This Thanksgiving Day, fire departments all across the nation will be called to nearly 2,000 homes for a cooking fire. Cooking equipment is the leading cause of home fires and fire injuries, with Thanksgiving Day being the worst. Here are 5 ways to avoid having your holiday turn damaging, or deadly.
1) Never leave cooking unattended. It’s a contributing factor in 33% of the fires 49% of the deaths, and 46% of the associated injuries related to cooking equipment. “I just went to watch the replay” is all it takes for a fire to start and get out of hand quickly.
2) Have a kid-free kitchen zone. Children under age 5 were more likely to be hurt by touching hot cooking equipment or scalded by hot liquids than by actual fire. Create a 3-foot kid-free perimeter around anywhere cooking is taking place or that hot food is being staged.
3) Keep flammable materials away from burner. In 10% of cooking fires, something flammable was too close to the equipment. What’s most frightening, is this is also the cause of nearly 1/4 of all the deaths. Hot mitts, wooden utensils, curtains, and food packaging are all dangerous if too close to heat sources.
4) Don’t use power strips or extension cords for appliances. Small, temporary appliances like crock pots, electric skillets, Instant Pots and the like are very helpful to feed large numbers of people, but appliances like these should always be plugged directly into a grounded wall outlet to prevent overheating and overloading the circuits.
5) Don’t fry your turkey. Frying dominates the cooking fire problem, and FEMA recommends not using deep fat fryers for turkeys altogether. Oil spillover ignition and operating a fryer on wooden decks or too close to trees or structures are big hazards that must be avoided. (And when alcohol is involved, it can get even more dangerous.) To learn how to more safely use a fryer, visit the US Department of Agriculture’s website.

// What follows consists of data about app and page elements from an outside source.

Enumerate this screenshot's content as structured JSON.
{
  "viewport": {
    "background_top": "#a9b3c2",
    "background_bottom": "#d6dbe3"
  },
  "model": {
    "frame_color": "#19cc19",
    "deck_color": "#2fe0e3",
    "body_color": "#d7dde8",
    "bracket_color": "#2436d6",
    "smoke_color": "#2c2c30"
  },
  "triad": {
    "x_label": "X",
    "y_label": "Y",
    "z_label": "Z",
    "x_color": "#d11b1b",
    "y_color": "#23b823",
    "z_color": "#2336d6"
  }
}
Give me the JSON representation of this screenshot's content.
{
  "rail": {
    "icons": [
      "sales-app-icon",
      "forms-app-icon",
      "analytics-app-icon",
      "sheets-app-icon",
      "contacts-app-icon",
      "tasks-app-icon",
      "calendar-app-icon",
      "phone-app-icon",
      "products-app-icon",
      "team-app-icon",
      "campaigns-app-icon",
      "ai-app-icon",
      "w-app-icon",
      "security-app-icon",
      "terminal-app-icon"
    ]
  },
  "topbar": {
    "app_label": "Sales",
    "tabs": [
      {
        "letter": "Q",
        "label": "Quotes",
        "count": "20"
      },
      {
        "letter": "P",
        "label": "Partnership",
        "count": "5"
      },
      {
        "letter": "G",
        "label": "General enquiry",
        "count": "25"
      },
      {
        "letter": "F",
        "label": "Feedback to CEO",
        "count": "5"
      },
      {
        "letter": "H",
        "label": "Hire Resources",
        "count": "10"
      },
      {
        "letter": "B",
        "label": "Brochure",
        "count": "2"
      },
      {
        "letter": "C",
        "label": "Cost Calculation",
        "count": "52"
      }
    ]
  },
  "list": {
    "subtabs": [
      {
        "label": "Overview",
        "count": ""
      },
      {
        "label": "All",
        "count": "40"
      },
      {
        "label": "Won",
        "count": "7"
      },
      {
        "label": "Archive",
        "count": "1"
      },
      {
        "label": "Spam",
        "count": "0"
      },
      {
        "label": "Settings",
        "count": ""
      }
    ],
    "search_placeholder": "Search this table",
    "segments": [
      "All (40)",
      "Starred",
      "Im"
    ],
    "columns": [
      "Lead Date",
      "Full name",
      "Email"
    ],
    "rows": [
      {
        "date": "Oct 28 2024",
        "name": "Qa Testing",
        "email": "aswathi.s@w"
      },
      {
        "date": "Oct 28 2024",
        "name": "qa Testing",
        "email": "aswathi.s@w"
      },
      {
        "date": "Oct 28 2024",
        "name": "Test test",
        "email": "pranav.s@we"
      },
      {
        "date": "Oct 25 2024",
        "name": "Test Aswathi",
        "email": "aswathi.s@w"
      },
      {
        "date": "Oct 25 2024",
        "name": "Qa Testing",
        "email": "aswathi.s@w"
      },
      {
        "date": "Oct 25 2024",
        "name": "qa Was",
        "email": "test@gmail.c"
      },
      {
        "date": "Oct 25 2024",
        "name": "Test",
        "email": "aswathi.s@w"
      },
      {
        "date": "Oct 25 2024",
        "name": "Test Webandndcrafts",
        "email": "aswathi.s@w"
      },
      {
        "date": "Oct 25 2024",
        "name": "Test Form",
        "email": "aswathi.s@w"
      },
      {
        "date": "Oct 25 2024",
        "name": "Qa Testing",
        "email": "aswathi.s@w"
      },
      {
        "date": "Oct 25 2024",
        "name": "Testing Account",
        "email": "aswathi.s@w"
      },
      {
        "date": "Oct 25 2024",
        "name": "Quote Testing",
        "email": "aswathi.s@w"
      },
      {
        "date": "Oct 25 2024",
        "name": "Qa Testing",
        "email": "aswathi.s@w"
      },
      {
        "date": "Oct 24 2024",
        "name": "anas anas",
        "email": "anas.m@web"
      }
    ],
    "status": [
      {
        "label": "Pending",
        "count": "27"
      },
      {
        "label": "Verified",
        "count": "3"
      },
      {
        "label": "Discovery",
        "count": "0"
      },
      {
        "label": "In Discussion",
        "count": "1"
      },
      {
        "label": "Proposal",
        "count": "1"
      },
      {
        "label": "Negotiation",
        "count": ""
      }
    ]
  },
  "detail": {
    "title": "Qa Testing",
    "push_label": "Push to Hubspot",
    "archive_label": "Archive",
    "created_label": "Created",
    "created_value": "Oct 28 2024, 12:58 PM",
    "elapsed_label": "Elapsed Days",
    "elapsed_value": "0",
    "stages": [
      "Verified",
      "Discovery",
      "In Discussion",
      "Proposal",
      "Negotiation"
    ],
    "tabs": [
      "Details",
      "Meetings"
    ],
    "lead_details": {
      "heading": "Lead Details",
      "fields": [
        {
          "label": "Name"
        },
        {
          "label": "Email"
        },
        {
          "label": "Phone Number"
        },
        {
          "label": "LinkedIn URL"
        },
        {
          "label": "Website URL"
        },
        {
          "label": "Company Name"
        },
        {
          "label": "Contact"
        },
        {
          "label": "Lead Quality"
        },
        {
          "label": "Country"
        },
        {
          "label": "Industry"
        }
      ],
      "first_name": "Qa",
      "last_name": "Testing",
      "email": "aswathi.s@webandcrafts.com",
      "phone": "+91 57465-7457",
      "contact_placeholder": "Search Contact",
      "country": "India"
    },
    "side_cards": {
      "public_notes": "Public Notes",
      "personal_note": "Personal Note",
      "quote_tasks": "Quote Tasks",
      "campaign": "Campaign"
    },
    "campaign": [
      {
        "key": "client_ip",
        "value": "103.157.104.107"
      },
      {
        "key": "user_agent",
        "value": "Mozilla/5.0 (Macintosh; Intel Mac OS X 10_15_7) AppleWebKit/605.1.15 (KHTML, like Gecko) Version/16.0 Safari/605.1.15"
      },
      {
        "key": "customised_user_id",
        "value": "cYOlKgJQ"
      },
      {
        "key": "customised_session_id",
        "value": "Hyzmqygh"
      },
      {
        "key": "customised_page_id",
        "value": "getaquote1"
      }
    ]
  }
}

We hope these tips help you have a safe and fun Thanksgiving!